▸ **What the task asks**
Select from the records below every line that has the word "SpringApplication" in it.

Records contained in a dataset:

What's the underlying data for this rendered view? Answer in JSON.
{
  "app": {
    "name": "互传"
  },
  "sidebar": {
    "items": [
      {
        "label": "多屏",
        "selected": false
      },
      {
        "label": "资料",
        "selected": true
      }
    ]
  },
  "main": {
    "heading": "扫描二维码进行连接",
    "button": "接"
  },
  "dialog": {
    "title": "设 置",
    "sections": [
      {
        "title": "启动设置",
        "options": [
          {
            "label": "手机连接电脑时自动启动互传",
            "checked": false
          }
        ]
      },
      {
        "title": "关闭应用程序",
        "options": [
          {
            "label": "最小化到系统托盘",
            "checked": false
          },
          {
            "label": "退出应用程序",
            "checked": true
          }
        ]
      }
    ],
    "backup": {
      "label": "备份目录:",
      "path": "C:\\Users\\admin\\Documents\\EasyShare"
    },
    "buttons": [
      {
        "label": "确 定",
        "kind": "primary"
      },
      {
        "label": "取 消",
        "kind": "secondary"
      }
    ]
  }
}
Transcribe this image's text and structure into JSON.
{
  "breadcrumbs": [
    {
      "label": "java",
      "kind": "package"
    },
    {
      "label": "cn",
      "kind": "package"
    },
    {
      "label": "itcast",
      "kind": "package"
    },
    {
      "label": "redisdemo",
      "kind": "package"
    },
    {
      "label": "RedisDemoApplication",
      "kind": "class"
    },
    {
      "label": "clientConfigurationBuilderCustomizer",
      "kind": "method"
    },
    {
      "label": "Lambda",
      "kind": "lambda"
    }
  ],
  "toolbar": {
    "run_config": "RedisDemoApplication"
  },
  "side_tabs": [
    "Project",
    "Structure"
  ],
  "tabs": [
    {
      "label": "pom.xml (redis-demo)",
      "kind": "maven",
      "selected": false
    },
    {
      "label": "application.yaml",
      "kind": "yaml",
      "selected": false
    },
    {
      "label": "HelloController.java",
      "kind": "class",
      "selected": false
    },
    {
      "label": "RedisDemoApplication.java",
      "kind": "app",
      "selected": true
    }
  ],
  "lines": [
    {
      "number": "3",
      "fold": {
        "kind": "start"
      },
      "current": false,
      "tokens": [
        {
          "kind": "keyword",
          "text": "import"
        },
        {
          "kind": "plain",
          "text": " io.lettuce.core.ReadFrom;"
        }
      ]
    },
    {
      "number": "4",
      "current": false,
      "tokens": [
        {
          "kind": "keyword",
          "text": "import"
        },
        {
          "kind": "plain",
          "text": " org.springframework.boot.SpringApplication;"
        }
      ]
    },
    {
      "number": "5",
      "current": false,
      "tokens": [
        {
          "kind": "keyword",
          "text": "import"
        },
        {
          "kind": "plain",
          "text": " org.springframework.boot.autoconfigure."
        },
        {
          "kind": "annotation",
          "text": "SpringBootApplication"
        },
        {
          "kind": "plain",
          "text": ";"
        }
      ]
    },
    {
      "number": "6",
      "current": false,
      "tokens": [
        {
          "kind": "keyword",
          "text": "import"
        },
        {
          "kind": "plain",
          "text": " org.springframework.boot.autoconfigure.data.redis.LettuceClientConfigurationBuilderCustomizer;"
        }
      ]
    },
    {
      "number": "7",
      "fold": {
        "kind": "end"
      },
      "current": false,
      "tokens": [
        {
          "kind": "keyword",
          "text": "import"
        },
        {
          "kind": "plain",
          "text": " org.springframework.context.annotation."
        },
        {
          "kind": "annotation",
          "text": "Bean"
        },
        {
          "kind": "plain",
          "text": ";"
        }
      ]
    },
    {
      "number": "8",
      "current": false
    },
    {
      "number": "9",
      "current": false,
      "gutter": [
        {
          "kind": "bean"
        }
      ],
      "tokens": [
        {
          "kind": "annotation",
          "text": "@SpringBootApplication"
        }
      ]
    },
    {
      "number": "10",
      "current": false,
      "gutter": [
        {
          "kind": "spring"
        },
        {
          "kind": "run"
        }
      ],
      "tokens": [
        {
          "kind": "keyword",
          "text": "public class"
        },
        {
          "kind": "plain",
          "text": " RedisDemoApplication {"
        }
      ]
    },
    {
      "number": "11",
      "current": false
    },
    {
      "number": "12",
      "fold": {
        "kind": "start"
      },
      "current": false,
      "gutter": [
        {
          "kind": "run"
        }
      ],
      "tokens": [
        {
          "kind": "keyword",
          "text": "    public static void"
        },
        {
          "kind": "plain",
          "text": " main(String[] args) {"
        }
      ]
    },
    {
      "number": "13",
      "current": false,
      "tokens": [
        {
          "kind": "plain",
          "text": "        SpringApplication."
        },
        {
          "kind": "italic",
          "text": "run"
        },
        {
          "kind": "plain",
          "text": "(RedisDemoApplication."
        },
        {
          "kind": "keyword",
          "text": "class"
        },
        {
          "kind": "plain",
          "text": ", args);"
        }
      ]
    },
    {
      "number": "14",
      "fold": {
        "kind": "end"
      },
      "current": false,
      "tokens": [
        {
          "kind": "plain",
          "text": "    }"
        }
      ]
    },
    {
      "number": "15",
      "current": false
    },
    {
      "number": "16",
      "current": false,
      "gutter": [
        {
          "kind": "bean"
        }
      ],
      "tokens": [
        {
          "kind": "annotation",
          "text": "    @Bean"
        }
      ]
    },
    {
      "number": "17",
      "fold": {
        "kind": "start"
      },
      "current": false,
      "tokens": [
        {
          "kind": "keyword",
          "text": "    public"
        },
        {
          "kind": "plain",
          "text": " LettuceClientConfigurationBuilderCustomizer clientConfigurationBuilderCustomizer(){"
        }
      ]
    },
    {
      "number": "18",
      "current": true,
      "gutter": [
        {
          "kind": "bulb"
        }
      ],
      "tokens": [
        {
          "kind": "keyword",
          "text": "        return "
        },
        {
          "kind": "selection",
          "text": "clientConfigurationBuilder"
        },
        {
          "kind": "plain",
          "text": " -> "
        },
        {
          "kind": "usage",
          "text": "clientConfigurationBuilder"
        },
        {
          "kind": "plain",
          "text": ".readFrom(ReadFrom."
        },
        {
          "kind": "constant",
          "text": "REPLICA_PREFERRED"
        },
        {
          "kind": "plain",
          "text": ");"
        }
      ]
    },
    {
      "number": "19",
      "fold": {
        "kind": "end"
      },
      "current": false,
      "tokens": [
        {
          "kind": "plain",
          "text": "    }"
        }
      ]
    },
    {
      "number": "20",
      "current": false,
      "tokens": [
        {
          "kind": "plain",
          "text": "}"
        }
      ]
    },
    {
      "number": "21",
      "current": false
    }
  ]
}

▸ **Solution to this task**
          "text": " org.springframework.boot.SpringApplication;"
          "text": "        SpringApplication."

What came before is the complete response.